Some of those later changes were eliminated when the Tamaqua Historical Society restored the cabin early in 1999. As part of its restoration, the home was furnished with period items donated by Tamaqua area residents.

Improvements made in 2000 as part of a $15,000 facelift include construction of a new landing, handrail, split-rail fence and rustic, authentic-looking benches built by contractor Donald C. Jackson.

If the home looks oddly shaped, it's because part of the original structure - the western half - was razed in the late 1800s, a result of subdivision of the land on which the cabin sets.

In later years, the home continued to be used as a residence and was rented and occupied until the late 1960s.

"Long range plans for the house include getting a log specialist in to advise us and give us an estimate on replacing the chinking between the logs. The logs should also be coated with a preservative," says Freudenberger.

Throughout the town's history, the cabin - along with the image of a Native American Indian - have become two of the most familiar visual symbols representing early Tamaqua.

Society members say the cabin is too important to be hidden.

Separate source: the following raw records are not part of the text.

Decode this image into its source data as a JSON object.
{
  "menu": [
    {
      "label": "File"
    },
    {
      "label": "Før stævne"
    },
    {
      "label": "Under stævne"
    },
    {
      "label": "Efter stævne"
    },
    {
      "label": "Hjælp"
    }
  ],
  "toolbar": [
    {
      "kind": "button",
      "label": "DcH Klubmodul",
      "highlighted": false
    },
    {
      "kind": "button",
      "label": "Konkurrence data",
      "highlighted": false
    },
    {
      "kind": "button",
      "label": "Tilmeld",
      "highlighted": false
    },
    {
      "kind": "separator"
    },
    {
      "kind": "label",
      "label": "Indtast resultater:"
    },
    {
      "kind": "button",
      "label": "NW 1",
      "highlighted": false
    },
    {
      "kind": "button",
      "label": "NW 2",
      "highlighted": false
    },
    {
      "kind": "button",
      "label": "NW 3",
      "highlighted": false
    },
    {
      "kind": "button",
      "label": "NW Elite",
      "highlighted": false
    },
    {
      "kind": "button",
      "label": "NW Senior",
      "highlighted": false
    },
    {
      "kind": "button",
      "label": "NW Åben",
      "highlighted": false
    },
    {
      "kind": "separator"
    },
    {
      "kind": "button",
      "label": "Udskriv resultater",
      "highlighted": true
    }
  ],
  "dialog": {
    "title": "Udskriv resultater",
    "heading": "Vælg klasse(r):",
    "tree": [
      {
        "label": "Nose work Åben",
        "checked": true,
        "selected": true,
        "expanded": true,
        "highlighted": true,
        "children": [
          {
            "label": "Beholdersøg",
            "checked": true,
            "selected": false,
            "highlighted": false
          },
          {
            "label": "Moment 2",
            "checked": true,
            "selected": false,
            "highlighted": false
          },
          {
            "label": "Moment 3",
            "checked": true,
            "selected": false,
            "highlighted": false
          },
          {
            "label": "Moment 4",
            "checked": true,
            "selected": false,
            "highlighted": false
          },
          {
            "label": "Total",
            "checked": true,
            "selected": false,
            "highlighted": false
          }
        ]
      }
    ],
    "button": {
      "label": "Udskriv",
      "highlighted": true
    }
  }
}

It needs to return to the highly visible status it once held on the rise of land above the Panther Creek.

"We are not sure how soon we may take on the demolition project and construction of the park, but it will likely occur in the next few years or sooner," says Freudenberger. "We have already secured a price quote on demolishing the house and clearing the property."

The project also would involve substantial landscaping.

Tamaqua's first home is ever-so-hidden because the borough grew up all around and larger buildings smothered the town's original building.

But one day soon, a log cabin from 1801 will be the 'newest' addition to Broad Street.